According to Phyllis Bennis of the Institute for Policy Studies, a Washington-based think tank, a trial offers an opportunity not just to hold Saddam Hussein accountable, but also to examine the broader issues of the past 40 years in Iraqi history.
Ms. Bennis suggests that the trial of Mr. Hussein should go beyond just the issues of his behavior and “ask who were his enablers, who funded these weapons of mass destruction?” That’s definitely what Mr. Bush wants to avoid, Ms. Bennis said. “I expect Washington to maintain tight control over the process and lay down the procedures for the trial,” she added.
Washington has already placed its hand in the process, with the establishment of a domestic tribunal to try Iraqi war criminals, which was created by the Iraqi Governing Council, reportedly on close advice by members of the Bush administration.
However, the International Commission of Jurists (ICJ), a Geneva-based international non-governmental organization comprised of 60 of the world’s most eminent jurists, issued a press release that expressed equal concern over a tribunal made up of Iraqis only.
“The ICJ has serious concerns as to whether a tribunal comprising exclusively or predominately Iraqi judges, prosecutors and investigators will have the capacity or expertise to carry out trials of the complexity envisaged,” the statement read.
While acknowledging that the Iraqi people have been the most directly affected by the abuses of Saddam Hussein and other Iraqi officials, and that “a legitimate, democratically elected Iraqi Government, if one emerges in a reasonable time, should play a central role in determining how they are to be tried,” the group cautions that the court should not be used to exact vengeance or exercise political opportunism, whether it is Iraqi, international or a hybrid of both.
The group also noted that the crimes for which Mr. Hussein and other deposed officials will likely be accused “may involve Iranian and Kuwaiti victims from wars fought with those countries.

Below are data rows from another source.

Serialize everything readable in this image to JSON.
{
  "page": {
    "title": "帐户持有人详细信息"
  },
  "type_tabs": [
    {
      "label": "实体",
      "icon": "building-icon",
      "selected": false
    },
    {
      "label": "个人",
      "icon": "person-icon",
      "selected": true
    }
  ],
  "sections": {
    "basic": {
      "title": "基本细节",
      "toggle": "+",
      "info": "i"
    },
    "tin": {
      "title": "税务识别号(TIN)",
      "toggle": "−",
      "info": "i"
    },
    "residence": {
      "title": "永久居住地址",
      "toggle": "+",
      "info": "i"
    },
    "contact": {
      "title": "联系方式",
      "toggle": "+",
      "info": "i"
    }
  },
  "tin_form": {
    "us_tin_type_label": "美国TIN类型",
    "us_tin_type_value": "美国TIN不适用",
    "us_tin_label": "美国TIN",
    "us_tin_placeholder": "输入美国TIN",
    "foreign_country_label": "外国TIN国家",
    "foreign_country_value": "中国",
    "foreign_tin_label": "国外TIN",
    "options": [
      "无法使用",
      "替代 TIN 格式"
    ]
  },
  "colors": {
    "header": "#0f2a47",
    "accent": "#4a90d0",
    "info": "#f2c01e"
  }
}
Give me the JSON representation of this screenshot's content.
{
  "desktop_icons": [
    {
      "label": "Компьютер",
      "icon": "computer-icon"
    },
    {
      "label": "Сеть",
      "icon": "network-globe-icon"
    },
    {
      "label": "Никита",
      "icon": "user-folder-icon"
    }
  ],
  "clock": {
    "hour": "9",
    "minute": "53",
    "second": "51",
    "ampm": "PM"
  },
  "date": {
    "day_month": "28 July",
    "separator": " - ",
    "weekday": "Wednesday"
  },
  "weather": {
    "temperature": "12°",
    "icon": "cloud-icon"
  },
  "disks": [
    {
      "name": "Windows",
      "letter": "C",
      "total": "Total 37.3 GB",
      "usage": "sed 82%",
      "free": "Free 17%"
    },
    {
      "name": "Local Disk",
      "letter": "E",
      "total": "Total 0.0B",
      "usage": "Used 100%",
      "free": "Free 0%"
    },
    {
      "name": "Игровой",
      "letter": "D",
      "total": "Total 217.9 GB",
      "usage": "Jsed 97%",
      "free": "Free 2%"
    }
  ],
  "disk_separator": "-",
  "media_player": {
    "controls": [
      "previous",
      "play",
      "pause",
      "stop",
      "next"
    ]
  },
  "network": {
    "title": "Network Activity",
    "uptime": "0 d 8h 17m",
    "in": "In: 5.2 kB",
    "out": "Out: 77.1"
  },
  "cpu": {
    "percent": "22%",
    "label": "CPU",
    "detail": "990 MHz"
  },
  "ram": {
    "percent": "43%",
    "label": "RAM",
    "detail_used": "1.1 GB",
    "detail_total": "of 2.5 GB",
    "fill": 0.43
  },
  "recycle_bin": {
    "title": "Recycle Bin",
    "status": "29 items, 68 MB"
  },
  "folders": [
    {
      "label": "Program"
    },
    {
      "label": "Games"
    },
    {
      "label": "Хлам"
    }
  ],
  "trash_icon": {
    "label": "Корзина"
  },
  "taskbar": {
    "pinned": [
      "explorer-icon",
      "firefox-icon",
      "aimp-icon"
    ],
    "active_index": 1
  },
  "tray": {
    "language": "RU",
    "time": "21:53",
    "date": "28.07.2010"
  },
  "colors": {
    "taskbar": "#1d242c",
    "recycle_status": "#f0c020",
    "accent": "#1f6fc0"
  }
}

The deposed Iraqi leader presided over a regime responsible for hundreds of thousands of unlawful killings, many of which constitute crimes against humanity and, possibly, acts of genocide.”